[Interface dataset entries]
══════

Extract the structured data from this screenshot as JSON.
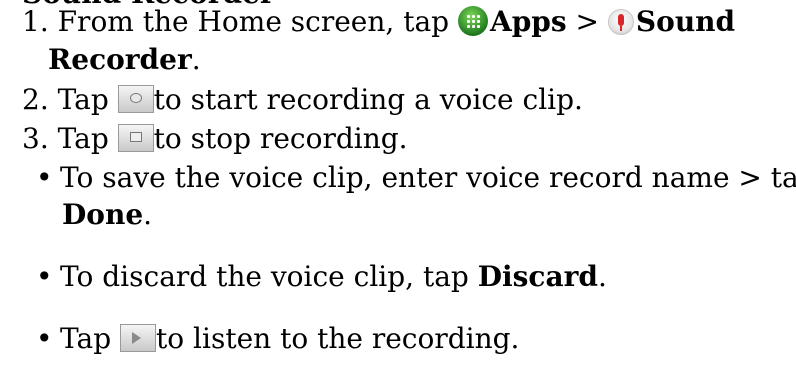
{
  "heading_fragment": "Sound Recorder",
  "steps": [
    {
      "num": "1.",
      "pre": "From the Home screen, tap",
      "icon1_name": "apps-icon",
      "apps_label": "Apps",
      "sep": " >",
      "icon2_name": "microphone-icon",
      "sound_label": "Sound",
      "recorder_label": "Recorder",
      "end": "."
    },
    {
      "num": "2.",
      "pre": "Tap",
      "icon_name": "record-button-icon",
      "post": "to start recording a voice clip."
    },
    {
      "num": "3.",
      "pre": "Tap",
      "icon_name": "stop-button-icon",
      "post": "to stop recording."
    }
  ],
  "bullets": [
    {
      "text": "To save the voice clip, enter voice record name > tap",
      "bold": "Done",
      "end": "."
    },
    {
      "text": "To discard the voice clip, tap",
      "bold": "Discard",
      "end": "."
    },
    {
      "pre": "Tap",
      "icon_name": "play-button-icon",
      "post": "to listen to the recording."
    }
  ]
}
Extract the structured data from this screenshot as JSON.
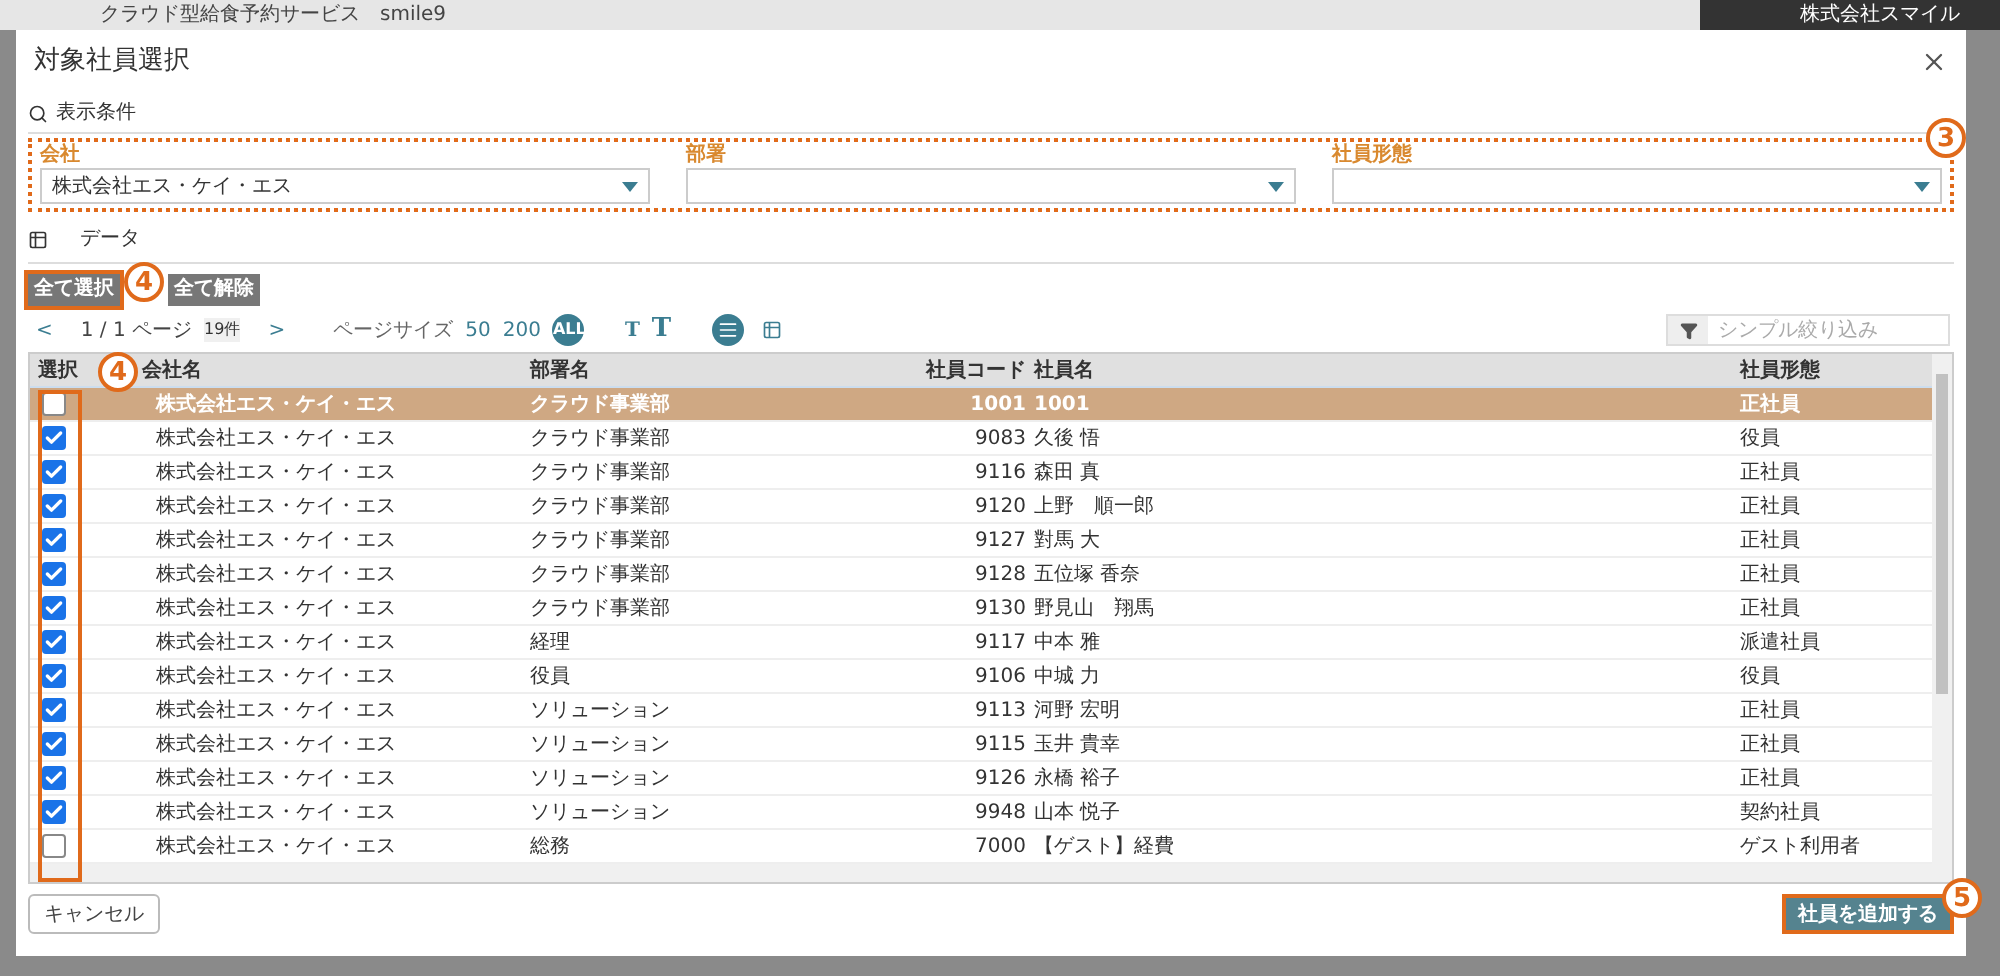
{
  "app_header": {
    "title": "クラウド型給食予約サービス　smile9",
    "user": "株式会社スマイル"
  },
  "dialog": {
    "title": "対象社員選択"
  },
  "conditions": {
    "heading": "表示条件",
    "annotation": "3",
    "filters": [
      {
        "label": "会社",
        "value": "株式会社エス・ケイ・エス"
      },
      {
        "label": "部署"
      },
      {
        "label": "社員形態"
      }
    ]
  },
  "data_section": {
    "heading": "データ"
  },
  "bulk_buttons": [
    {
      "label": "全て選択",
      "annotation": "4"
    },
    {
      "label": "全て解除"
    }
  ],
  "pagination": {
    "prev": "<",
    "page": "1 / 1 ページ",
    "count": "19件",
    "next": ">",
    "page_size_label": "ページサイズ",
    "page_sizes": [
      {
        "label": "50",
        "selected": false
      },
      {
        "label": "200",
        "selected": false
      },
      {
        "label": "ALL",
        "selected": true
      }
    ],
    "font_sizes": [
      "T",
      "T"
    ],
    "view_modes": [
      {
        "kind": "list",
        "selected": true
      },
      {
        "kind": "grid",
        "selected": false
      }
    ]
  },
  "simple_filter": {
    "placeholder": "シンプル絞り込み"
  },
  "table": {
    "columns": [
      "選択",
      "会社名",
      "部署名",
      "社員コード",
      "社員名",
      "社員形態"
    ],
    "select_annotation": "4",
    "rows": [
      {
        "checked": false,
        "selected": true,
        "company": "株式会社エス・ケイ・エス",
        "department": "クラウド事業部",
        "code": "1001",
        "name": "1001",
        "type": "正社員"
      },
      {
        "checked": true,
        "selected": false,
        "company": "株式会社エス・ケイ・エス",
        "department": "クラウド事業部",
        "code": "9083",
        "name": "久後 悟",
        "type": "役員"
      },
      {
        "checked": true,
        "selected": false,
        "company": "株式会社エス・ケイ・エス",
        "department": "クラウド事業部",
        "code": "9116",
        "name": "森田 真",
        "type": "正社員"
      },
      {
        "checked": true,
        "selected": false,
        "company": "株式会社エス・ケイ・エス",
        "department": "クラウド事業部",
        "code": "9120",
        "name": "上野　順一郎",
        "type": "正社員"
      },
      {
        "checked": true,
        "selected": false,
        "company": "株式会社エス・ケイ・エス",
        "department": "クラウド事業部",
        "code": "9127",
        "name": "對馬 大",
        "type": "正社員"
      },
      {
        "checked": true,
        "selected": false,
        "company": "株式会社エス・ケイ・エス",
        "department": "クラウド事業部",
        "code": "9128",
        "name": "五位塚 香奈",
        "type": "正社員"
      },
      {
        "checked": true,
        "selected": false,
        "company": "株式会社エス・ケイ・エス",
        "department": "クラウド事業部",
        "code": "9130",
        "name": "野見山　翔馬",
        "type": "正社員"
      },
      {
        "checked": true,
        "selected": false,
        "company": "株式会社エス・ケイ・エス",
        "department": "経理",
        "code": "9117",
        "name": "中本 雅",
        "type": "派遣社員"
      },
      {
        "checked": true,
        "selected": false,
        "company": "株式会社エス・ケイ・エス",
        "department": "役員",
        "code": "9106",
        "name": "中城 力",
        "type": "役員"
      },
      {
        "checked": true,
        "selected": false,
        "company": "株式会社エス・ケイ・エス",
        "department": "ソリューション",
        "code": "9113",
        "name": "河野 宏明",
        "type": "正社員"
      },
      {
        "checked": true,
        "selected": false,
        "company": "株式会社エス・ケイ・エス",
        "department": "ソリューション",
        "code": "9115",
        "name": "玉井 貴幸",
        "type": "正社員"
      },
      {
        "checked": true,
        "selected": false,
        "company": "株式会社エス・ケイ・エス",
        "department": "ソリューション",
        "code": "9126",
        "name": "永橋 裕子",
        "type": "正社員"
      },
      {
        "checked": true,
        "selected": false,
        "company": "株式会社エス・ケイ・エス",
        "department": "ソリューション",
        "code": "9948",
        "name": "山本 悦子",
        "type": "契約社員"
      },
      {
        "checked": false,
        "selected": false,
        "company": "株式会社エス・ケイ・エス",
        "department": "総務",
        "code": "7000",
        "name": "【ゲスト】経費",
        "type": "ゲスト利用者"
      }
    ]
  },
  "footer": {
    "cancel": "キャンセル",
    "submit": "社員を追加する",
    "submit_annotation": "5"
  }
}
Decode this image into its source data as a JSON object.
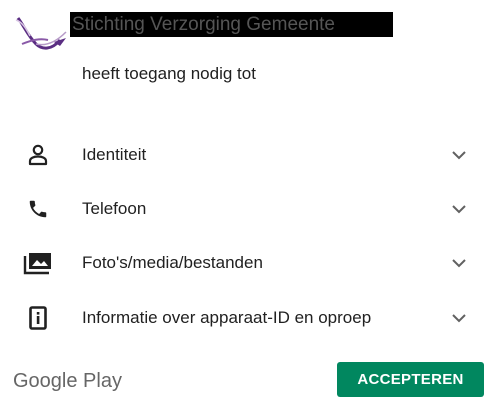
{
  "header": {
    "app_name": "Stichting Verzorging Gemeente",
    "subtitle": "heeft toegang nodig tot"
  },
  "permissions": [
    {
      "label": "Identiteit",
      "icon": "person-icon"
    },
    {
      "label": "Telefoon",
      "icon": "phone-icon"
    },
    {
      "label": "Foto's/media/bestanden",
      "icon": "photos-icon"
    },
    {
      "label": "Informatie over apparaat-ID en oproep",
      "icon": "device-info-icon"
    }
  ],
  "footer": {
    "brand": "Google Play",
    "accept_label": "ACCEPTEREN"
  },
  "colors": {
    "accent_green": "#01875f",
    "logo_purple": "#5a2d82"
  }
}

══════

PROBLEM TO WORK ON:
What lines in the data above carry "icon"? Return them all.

YOUR RESPONSE:
      "icon1_name": "apps-icon",
      "icon2_name": "microphone-icon",
      "icon_name": "record-button-icon",
      "icon_name": "stop-button-icon",
      "icon_name": "play-button-icon",
      "icon": "person-icon"
      "icon": "phone-icon"
      "icon": "photos-icon"
      "icon": "device-info-icon"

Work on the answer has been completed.